__Aim of the exercise__.
Take every line of the material below that includes the string "Teacup" and copy it out.
*** Provided information Section Begins ***
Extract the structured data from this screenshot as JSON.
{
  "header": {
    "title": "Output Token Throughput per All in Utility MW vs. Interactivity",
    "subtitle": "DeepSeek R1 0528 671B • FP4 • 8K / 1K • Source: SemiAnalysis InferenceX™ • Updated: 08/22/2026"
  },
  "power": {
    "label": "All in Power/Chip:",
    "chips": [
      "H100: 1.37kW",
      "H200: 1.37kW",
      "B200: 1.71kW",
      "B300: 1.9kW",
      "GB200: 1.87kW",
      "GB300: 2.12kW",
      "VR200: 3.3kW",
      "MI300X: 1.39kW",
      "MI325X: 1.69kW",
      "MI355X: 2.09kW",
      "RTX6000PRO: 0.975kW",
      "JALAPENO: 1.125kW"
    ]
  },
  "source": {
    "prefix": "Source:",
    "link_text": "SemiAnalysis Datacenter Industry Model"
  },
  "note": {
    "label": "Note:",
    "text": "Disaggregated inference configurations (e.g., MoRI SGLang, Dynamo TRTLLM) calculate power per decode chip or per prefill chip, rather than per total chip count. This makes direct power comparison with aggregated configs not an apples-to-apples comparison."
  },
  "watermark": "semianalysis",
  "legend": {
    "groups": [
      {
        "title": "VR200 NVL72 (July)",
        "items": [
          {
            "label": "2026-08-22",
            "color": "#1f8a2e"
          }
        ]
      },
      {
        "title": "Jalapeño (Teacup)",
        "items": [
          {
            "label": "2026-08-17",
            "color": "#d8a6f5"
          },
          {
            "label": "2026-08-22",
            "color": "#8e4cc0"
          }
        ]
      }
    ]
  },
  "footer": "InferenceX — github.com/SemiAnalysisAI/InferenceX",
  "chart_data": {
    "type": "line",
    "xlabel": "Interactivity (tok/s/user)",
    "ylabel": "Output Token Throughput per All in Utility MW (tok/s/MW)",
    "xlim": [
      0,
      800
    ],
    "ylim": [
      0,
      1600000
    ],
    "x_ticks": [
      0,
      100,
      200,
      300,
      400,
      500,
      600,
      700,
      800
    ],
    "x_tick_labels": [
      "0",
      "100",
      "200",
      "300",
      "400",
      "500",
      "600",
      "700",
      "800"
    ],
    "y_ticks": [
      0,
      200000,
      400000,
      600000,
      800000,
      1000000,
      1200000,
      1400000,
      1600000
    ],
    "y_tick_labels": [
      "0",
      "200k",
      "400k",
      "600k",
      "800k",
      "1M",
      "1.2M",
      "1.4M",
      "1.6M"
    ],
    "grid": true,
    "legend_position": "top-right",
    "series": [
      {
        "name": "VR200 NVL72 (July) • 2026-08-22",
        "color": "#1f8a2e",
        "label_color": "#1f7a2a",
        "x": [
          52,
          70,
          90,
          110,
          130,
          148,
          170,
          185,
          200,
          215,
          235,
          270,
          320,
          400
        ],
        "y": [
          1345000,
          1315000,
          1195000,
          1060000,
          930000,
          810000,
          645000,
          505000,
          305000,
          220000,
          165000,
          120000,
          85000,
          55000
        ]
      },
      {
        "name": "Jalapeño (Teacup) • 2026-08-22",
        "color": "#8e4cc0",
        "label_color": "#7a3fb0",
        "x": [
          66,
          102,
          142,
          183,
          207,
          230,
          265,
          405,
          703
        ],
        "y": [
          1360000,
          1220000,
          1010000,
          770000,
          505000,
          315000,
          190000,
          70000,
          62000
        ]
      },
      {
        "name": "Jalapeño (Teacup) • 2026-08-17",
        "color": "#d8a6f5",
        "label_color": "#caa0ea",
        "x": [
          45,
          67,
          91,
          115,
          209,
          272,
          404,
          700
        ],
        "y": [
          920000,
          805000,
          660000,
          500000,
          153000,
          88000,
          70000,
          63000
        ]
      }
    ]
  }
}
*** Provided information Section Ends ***
__Output of the exercise__.
        "title": "Jalapeño (Teacup)",
        "name": "Jalapeño (Teacup) • 2026-08-22",
        "name": "Jalapeño (Teacup) • 2026-08-17",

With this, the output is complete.